(Records from a collection)
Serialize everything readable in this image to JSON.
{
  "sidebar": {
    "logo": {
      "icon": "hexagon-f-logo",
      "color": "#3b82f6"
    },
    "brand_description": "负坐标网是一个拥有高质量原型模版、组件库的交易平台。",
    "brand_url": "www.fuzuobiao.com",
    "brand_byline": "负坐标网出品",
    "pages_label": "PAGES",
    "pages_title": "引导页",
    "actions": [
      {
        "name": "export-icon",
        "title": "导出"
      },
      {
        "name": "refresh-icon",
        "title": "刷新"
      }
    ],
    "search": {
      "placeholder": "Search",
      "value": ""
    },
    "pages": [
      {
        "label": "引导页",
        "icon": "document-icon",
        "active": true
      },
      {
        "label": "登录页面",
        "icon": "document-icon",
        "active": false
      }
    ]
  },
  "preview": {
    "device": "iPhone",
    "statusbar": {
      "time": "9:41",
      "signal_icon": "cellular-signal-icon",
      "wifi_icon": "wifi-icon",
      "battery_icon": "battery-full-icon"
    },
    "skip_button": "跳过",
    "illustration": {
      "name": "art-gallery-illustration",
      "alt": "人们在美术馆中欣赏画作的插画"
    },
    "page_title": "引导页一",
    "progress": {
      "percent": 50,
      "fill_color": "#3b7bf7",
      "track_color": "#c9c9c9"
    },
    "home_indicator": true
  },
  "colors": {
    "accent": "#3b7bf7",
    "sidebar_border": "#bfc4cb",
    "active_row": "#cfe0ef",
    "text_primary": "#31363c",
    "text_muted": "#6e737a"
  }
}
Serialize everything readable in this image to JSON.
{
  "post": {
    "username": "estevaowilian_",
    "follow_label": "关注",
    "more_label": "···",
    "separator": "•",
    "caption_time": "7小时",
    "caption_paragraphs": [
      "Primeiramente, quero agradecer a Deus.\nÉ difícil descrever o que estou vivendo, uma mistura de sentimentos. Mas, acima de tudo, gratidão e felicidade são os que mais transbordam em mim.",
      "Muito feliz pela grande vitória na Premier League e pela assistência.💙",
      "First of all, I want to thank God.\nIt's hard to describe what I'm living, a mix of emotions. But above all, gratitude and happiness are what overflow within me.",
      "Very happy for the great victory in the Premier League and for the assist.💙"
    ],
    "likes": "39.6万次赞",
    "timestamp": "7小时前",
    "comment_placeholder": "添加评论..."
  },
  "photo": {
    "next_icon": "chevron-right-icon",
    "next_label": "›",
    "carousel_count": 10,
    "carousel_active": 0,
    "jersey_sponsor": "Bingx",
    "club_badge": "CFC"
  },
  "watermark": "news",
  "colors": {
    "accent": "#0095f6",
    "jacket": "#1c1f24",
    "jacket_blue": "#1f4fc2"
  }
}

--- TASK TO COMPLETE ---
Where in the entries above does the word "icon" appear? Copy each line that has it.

--- COMPLETED EXERCISE ---
      "icon": "hexagon-f-logo",
        "name": "export-icon",
        "name": "refresh-icon",
        "icon": "document-icon",
        "icon": "document-icon",
      "signal_icon": "cellular-signal-icon",
      "wifi_icon": "wifi-icon",
      "battery_icon": "battery-full-icon"
    "next_icon": "chevron-right-icon",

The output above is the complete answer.